Utica Still Without Top Threee Commisssioners
July 3rd 2012 · 0 Comments
During former Mayor David Roefaro’s final year in office, the City saw what was termed the “City Haul.” In January of last year, Roefaro abruptly fired Robert Sullivan as his Economic Development Commissioner, Sullivan’s sister and longtime Corporation Counsel, Linda Sullivan-Fatata, and then Codes Commissioner Robert Palmieri. Palmieri went on to win the Mayor’s seat in the November election.
Now, six months into his administration, the three vital positions remain unfilled. They were all budgeted for in the budget passed by Palmieri and the Council earlier this year, so taxpayers aren’t saving from the vacancies. Another initiative the Mayor set out to accomplish was his pledge for transparency and the creation of an Ethics Board. The Ethics Board was actually created by legislation of the Council in 1994, but has been inactive since. Palmieri said at the time he planned to have the board up and running by April “to make sure everything is on the up-and-up and it’s transparent.” He has made two appointments, but as of this article, the board is still not up and running.
It’s been a year without an Economic Development Commissioner and a year and a half without a Codes Commissioner and Full-Time Corporation Counsel.
Economic Development has been a mixed bag during the first six months of the Palmieri administration. With the good news of the sale of the long contaminated Bossert site, there’s the news of lost jobs and businesses closing. The unemployment rate in the area is at 8.6%, the highest recording since the state started keeping statistics.
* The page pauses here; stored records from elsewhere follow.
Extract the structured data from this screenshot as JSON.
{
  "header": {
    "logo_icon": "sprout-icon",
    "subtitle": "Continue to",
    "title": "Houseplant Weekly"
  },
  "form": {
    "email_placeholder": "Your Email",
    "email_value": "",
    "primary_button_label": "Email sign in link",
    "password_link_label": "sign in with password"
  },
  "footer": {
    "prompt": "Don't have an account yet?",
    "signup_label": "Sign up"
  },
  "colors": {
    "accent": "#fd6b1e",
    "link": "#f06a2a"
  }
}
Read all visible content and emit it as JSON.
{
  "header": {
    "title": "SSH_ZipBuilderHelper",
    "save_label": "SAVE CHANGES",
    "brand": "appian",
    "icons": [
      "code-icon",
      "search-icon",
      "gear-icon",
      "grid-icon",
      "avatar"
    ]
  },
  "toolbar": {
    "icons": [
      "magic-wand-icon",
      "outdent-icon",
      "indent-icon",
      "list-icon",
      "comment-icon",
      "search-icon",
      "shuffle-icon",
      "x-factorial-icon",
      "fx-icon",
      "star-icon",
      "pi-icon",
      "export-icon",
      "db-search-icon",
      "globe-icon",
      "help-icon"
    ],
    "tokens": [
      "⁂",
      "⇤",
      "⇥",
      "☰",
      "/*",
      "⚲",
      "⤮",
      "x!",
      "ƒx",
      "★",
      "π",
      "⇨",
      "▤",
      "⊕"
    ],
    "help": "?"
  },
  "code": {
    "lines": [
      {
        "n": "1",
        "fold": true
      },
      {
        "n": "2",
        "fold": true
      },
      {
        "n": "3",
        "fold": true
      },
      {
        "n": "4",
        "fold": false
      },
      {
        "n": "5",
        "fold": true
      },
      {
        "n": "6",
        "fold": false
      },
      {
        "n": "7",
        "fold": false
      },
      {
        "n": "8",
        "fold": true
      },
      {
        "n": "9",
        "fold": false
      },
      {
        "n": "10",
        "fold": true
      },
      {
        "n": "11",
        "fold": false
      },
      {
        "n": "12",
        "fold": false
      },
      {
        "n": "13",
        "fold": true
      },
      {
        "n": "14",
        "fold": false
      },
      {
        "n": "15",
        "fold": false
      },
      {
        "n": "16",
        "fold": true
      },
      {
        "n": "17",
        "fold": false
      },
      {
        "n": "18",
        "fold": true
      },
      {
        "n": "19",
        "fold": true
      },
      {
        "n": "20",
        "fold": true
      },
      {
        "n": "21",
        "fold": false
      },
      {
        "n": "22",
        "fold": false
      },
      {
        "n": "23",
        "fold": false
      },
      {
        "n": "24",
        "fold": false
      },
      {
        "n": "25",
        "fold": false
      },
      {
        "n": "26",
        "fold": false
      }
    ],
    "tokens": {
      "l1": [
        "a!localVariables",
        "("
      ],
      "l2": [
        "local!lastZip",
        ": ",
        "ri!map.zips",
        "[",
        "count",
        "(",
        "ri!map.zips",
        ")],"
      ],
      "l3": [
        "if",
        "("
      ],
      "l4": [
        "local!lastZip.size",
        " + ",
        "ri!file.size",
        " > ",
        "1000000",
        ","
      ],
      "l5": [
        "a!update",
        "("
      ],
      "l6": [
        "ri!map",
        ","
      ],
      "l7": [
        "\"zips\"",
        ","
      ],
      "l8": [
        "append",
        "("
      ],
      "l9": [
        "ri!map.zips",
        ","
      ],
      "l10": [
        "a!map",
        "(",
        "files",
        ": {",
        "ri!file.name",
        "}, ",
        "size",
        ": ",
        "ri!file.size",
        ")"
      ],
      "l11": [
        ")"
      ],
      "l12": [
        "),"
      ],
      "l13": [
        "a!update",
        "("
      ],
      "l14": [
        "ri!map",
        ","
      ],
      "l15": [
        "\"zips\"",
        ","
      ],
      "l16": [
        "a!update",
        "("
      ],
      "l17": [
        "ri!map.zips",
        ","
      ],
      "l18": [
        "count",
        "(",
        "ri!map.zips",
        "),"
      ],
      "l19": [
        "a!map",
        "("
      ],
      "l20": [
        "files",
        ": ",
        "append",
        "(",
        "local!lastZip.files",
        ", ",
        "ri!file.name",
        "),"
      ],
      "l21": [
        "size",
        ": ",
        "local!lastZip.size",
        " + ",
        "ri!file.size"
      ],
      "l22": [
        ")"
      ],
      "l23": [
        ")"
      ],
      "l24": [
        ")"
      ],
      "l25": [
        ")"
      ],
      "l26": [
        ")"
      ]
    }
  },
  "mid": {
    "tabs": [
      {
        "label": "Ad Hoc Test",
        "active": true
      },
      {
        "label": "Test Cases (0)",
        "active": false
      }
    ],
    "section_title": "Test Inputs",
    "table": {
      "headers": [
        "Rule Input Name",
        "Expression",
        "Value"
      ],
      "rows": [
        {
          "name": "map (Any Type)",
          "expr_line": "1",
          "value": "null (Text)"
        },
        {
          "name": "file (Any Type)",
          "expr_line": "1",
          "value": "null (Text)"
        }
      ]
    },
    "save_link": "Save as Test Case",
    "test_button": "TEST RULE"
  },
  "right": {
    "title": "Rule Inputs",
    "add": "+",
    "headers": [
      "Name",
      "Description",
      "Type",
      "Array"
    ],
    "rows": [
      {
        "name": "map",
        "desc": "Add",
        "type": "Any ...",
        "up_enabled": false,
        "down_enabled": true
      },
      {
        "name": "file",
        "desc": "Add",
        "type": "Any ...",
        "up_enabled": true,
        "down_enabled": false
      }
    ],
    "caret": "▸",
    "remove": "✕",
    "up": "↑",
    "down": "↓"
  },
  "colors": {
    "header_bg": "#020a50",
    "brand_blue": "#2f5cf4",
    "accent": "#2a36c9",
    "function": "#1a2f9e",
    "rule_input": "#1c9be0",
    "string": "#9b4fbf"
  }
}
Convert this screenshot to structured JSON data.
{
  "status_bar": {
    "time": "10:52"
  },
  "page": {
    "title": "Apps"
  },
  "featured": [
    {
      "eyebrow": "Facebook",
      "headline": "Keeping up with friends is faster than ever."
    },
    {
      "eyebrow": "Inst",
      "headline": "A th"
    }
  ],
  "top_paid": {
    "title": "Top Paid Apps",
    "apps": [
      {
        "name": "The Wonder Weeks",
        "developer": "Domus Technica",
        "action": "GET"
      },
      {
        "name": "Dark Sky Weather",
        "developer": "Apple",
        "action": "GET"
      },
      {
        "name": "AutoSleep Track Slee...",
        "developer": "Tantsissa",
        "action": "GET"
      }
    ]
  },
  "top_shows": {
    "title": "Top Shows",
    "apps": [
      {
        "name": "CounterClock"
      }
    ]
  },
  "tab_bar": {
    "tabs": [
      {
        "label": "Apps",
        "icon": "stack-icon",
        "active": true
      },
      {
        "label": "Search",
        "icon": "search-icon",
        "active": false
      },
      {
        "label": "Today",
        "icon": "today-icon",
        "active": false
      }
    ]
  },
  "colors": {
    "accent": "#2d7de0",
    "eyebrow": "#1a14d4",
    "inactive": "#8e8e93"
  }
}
Some have complained that Palmieri has been micromanaging City Hall. At the last Common Council meeting, Council President Bill Morehouse asked where the Mayor was and rhetorically answered his own question with, “He’s micromanaging the city, that’s what he’s doing.” This has been the reference to the Mayor’s ongoing “Street Sweeps” that he engages in every Wednesday. This reporter visited the Mayor and his Chief of Staff for comments on this story on Wednesday and was denied much of a comment and hurried out of the office as the pair left for one of these sweeps. Asked if he wanted to respond to any comments or issues, Palmieri seemed to get upset and responded, “We’re not talking about it or responding to any of that garbage.”
Councilman Frank Vescera, D-1, said he’s asked the Mayor at Council meetings and other public events about the progress of the appointments. ”As Chairman of the Economic Development Committee, not filling these vital positions demonstrates the inability of this administration to act responsibly on behalf of Utica taxpayers,” Vescera said.
Vescera sited the GroWest scandal, the purchase and demolition of the former Gaetano property on Bleecker Street and the former UCAI scandal as examples of, “what happens when Economic Development is left without proper management. It’s an example of the gross misconduct of taxpayer dollars,” Vescera said.
Councilman Joe Marino, D-4, says he’s not very worried about Codes and Corporation Counsel. ”I think the current leadership in Codes and the Corporation Counsel office are getting along fine,” said Marino. Marino said his biggest concern is with Economic Development. ”It’s a huge concern. We need a leader not just a planner,” Marino said. He added, “We need to solve our problems by growing our way out of them, not just taxing the people more.” Marino did say that his communication with the administration since taking office in January has been good.
Current part-time Corporation Counsel is Mark Curley. Longtime Assistant Corporation Counsel, Charles Brown, is set to retire at the end of the week. That will leave his position vacant along with an unfilled position in the budget.
Comptroller Mike Cerminaro says, from a financial standpoint, that his biggest concern is filling the position of Finance Director overseeing CDBG funds. Cerminaro said he has been working with the administration and has been assured that the position will be filled very soon.
With the current fiscal situation in the city, it will be interesting to see how the second half of Palmieri’s first year goes. The first budget was marked by major layoffs, spending down of the city’s reserve funds and Water Trust Fund, and still included a 10% property tax increase. Many are predicting a similar situation for next year’s budget. Cerminaro says the city is looking at possibly finishing the year with a couple million dollar gap.